Google+ Cinema Viewfinder: The 50 All-Time Greatest Films and Random Thoughts on the Sotomayor Hearing

Wednesday, July 15, 2009

The 50 All-Time Greatest Films and Random Thoughts on the Sotomayor Hearing

I was recently invited by Iain Stott, of The One-Line Review, to participate in a poll of filmmakers, critics, historians and other cinema enthusiasts to determine the 50 greatest films of all time. Here is the master list that Stott spent so much time compiling. And here are my personal choices that I contributed. I hope to read some commentary generated regarding this list.
Random thoughts about the Sotomayor Hearing: Does anyone else find it amusing to see Stuart Smalley on the panel grilling Supreme Court nominee Sonia Sotomayor? Also, in a recent exchange, liberal MSNBC host Chris Matthews—often the one known for movie references peppered throughout his reportage—asked conservative Pat Buchanan how he felt about the right-wing fringe's ideas that Sotomayor's interest in foreign court precedents would contribute to our nation's government being supplanted by a foreign one. To paraphrase Matthews, he was speaking about the "black helicopter" contingent. Buchanan responded with a chuckle, "Red Dawn!"


Bruce Oksol said...

The hearings are all political theater anyway, so Stuart Smalley on the panel is fitting.

Patrick said...

As a former Minnesotan, I find it sad that Franken somehow got on the judiciary committee only to make a buffoon of himself (what's with the Perry Mason questions).

Regarding the list - I saw The Seventh Seal way back in my serious cinema days (college). At the time I probably liked it because I suspect I was influenced by the reputation of Bergman. Thinking back (and this is way way back, 30 years ago now, so based on a dim memory) my thinking is that symbolism should be veiled.
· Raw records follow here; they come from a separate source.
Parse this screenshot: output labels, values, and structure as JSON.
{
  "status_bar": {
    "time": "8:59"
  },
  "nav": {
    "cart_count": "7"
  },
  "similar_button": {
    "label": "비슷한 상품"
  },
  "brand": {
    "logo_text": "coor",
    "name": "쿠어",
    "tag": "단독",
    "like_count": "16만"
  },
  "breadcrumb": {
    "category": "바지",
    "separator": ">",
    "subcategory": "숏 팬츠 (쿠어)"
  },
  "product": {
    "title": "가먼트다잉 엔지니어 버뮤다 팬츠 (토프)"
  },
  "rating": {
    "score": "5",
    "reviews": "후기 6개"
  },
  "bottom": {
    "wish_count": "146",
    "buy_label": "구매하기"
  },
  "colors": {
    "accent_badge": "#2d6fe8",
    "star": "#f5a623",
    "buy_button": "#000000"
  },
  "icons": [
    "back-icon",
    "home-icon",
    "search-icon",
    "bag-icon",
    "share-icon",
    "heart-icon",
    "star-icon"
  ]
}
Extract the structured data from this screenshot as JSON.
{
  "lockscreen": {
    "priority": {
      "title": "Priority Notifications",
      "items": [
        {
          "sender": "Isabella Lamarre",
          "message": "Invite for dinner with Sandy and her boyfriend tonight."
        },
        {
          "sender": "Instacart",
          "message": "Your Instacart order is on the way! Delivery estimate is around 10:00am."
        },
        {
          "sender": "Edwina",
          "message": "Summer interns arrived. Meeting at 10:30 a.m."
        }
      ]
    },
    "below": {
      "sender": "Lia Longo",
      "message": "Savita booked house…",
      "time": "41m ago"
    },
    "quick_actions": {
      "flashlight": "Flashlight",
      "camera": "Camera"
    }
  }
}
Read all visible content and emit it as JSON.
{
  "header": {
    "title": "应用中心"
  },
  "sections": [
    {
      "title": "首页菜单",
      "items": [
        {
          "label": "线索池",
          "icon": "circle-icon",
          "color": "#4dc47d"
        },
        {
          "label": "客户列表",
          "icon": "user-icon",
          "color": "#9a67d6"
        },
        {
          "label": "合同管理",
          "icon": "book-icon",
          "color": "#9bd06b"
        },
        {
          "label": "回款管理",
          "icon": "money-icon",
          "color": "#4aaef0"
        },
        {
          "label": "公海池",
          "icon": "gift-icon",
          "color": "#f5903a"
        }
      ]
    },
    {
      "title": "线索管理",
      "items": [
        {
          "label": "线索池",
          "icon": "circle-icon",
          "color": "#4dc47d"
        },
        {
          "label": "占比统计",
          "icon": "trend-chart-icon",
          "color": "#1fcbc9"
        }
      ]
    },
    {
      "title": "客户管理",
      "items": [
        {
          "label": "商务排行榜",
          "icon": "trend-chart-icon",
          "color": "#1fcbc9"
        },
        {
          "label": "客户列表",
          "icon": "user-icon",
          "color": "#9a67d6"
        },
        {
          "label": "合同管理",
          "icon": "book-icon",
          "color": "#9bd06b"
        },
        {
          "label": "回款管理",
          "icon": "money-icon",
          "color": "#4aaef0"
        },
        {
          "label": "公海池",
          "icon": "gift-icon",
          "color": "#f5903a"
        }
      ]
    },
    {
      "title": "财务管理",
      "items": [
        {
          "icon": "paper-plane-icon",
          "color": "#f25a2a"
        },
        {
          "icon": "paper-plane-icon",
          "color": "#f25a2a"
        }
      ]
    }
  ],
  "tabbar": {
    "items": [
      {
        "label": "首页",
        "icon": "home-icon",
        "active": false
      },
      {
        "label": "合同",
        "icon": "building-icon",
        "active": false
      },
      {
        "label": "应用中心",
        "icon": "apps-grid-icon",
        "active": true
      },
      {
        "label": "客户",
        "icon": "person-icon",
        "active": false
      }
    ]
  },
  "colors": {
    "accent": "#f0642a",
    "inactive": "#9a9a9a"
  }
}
I suppose you could say that when the main character is Death, it's not even symbolism, it's more like a filmed philosophical discussion, and not what I think makes up great cinema. I want to see a drama or a comedy about people, not characters that simply represent various ideas.

Tony Dayoub said...


I completely agree, but it seems a bit postmodern, especially with Franken having portrayed a senator on the judiciary committee on an SNL sketch circa the Clarence Thomas hearings.


I think you're being much too hard on Franken. There was nothing buffoonish about his desire to inject some very light levity into what had been some boring partisan hearings up to that point. No, buffoonish was Senator Coburn's lighthearted "you've got some 'splainin' to do" comment which this Cuban American found leaned towards the extremely ignorant, if not completely racist.

As for The Seventh Seal, which I recently reviewed in a spectacular Criterion Blu-ray edition, I had the same apprehensions when I approached its viewing. I hadn't seen it in years, and remembered it to be a very grim affair. I was happily surprised then to find that it is actually much more humanistic and comedic (gallows humor) than I recalled. I believe it is the beneficiary of a new subtitle translation. If so, this may explain why it so clearly strikes me as a dark comedy where it didn't do so before.

Patrick said...

Maybe I'll throw Seventh Seal in my netflix queue and give it a try one of these days. You probably don't remember much about any movie you saw 30 years ago.

I doubt Coburn meant anything disrespectful, but it's just better not to go in that direction. Ann Althouse (a law professor) thought Franken's questioning overall showed he didn't really get what the Supreme Court did. I thought the Judiciary Committee was something of a plum assignment, I'm not sure how Franken landed on it after about 3 days in the senate....